Field crashed the whirlwind session at the last second after Earle sent him a Greyhound bus ticket. “He was more pleased with that than I thought he was gonna be,” recalls Earle. “He said he couldn’t think of any other way to start a country record than coming into Nashville on a Greyhound bus at midnight.”
And make no mistake, The Good Life is primarily a classic-country album. Two notable exceptions are the country-soul beauty “Faraway In Another Town” (rescued from an aborted rock record Justin was making with Brad Jones) and “Who Am I To Say”, which splits the difference between Jackson Browne and Earle’s dad — a.k.a. Aunt Stacey’s brother Steve. Elsewhere, songs such as the title track and “What Do You Do When You’re Lonesome” represent Earle in full “old-timey” mode, as he calls it, with fiddle intros, tumbling piano, passing-train pedal steel, and Justin’s ’50s-jukebox voice. As characterized by the Roger Miller-worthy sentiment “Seems like either way I lose/Between lonesome and you,” The Good Life is a record of hard loving and hard leavings.
As for hard living, Justin seems to have left that behind. A few years back, he was working on a deal with Lost Highway — a song from that period cut with the elder Earle and Ray Kennedy, the witty and direct “Ain’t Glad I’m Leaving”, found its way onto The Good Life — but drug addiction and alcoholism derailed that effort.
Such were the self-imposed pressures on a youngster branded both Townes and Earle. “I thought I needed to live up to my names in many ways,” he says. “I thought I needed to write better songs than I did, play better than I did, and I thought I needed to drink and use a lot more drugs than I needed to.”
These days, Earle, 26 years old and three-plus years sober, has a different outlook. “There are a lot of us out there, the ‘sons and daughters of.’ I could never live up to a Steve Earle or a Townes Van Zandt, and if I tried to, I’d live an extremely miserable life.
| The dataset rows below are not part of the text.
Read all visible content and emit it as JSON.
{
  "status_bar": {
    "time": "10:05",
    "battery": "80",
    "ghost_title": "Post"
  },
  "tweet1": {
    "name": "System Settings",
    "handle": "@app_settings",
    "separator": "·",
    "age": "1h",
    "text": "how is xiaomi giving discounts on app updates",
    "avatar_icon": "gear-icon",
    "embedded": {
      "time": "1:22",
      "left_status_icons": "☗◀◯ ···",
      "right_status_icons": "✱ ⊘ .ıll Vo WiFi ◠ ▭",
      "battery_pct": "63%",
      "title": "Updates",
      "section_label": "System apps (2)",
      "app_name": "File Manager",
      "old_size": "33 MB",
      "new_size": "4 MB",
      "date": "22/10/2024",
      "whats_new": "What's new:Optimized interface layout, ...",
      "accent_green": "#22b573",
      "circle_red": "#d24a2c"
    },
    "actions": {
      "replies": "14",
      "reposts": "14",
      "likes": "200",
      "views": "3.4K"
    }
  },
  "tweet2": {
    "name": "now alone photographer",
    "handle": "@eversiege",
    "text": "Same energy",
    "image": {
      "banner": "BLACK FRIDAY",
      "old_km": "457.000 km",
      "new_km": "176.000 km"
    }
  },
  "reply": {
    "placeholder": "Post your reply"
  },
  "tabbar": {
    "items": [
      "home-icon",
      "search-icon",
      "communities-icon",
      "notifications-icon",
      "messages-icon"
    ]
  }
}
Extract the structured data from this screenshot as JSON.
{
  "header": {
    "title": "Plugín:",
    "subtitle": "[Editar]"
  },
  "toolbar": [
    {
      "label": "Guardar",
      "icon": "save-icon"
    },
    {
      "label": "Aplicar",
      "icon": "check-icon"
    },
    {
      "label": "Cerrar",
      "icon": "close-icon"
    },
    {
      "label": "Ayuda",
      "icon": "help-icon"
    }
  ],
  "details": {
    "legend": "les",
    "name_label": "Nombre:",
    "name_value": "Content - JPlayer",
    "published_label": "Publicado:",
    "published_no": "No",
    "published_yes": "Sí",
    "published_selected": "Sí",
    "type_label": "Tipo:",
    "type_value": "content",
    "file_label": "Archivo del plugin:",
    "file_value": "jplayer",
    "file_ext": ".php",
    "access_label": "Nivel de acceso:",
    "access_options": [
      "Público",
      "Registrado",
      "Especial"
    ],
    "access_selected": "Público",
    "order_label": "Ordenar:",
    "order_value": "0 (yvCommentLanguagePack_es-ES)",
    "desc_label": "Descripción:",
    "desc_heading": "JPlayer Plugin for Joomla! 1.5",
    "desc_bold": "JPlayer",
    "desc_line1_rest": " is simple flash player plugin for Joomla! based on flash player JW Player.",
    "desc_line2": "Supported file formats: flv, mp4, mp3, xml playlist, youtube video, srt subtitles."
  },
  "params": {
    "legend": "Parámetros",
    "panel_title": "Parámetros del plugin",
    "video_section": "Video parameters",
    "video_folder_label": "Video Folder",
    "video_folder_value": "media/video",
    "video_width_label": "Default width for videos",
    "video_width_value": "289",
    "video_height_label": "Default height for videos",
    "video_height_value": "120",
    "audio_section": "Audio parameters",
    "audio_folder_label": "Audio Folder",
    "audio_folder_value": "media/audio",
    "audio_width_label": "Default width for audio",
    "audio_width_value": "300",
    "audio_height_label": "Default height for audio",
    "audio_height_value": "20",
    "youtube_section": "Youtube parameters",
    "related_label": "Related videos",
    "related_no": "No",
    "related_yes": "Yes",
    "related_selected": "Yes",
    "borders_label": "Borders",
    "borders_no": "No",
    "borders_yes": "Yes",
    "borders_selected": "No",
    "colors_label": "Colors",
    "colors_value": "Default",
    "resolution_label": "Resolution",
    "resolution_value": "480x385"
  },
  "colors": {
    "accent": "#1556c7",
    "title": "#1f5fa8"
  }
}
All I’m attempting to do is make records that make me feel good.”